* [WHAT THIS TASK INVOLVES]
If a line in the records below includes the word "label", count it, then give the total and nothing else.

*** SUPPLIED ENTRIES ***

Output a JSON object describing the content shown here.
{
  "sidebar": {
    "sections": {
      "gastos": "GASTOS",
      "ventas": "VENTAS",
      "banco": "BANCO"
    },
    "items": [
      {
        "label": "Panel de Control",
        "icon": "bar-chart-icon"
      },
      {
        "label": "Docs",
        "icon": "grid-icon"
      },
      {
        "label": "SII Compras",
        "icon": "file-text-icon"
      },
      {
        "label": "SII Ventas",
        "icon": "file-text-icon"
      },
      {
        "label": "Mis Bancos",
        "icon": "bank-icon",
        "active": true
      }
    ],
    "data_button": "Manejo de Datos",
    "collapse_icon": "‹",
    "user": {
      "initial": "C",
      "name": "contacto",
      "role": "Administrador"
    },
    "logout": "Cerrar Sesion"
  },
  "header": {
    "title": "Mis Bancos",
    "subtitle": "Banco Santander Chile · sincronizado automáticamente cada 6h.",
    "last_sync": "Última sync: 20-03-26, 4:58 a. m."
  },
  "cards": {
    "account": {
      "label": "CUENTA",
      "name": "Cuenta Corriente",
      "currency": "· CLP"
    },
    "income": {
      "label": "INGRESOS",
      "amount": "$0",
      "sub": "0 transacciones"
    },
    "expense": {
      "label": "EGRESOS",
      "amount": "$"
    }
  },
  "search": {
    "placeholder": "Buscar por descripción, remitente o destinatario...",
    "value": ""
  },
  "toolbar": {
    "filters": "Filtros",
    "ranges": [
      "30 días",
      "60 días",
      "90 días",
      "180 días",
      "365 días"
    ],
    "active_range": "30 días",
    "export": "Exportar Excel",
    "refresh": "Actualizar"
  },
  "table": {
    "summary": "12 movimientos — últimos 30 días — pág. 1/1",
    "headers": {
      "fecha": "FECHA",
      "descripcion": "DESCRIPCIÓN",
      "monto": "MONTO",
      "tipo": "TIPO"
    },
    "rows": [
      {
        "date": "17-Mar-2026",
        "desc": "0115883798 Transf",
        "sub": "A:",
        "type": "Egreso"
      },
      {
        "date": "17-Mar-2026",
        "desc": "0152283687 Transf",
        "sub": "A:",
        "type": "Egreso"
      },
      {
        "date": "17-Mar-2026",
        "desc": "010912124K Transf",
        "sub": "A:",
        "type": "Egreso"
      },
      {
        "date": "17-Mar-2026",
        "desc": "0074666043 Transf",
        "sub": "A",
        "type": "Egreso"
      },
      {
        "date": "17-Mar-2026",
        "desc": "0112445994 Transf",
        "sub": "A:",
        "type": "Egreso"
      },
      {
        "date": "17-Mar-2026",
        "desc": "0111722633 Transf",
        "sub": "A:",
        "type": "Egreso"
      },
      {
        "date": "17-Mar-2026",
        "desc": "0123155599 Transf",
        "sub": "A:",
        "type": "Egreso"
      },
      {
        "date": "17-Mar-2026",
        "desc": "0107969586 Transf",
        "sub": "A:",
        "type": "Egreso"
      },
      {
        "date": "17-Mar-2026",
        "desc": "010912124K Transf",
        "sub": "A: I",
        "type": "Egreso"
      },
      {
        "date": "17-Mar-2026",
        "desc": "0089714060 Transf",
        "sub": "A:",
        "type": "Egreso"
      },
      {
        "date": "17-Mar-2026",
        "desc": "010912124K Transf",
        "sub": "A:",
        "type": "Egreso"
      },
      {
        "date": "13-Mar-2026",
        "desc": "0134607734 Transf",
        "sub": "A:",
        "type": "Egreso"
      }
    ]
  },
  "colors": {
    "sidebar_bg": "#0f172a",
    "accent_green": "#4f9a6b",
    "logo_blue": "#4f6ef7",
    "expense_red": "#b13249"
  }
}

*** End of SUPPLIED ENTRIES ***

* [OUTPUT OF THE EXERCISE]
8